:: Stored data ::

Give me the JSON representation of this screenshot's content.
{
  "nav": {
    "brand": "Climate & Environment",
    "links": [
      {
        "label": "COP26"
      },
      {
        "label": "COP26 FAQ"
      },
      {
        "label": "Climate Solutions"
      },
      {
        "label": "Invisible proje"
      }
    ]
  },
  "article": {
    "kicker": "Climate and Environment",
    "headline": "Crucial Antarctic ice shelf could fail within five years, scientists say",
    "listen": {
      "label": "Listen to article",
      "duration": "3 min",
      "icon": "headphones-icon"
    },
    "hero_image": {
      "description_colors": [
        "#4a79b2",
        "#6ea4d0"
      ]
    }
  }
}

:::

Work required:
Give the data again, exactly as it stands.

Task answer:
Give me the JSON representation of this screenshot's content.
{
  "nav": {
    "brand": "Climate & Environment",
    "links": [
      {
        "label": "COP26"
      },
      {
        "label": "COP26 FAQ"
      },
      {
        "label": "Climate Solutions"
      },
      {
        "label": "Invisible proje"
      }
    ]
  },
  "article": {
    "kicker": "Climate and Environment",
    "headline": "Crucial Antarctic ice shelf could fail within five years, scientists say",
    "listen": {
      "label": "Listen to article",
      "duration": "3 min",
      "icon": "headphones-icon"
    },
    "hero_image": {
      "description_colors": [
        "#4a79b2",
        "#6ea4d0"
      ]
    }
  }
}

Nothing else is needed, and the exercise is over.